Activity -> Return, from the lines below, each one that includes the word "新建文件夹".

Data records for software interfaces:
▶

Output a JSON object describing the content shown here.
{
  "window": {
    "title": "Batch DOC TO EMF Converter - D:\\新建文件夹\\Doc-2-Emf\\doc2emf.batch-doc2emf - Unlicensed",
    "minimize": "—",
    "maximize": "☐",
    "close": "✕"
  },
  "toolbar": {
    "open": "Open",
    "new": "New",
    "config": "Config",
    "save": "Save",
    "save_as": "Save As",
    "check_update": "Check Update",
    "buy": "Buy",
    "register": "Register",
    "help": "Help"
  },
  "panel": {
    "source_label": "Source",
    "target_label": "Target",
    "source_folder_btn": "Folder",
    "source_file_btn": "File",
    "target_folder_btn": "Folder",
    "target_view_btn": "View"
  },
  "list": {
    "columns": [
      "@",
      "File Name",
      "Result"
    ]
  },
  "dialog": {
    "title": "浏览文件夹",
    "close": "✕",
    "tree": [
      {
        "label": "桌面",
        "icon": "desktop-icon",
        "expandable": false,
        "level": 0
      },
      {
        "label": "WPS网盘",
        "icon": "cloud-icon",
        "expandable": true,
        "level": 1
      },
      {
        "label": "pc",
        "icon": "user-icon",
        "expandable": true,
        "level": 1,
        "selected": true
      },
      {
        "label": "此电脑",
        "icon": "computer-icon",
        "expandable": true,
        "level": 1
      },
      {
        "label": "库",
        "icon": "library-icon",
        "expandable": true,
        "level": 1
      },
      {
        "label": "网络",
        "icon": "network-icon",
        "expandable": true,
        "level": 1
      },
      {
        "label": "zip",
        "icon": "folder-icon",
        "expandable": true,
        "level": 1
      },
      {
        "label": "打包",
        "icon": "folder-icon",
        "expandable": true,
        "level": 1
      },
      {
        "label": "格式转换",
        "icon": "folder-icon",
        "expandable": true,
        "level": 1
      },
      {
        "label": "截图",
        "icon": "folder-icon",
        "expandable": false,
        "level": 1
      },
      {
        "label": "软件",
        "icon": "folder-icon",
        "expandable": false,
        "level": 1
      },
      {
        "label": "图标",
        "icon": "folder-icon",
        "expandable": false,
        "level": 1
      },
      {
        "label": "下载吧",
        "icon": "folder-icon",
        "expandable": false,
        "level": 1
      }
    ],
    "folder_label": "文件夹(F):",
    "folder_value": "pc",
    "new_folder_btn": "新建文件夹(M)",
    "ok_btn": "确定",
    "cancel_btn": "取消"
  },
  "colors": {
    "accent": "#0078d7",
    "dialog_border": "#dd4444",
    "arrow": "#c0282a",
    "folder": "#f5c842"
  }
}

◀

Task output ->
    "title": "Batch DOC TO EMF Converter - D:\\新建文件夹\\Doc-2-Emf\\doc2emf.batch-doc2emf - Unlicensed",
    "new_folder_btn": "新建文件夹(M)",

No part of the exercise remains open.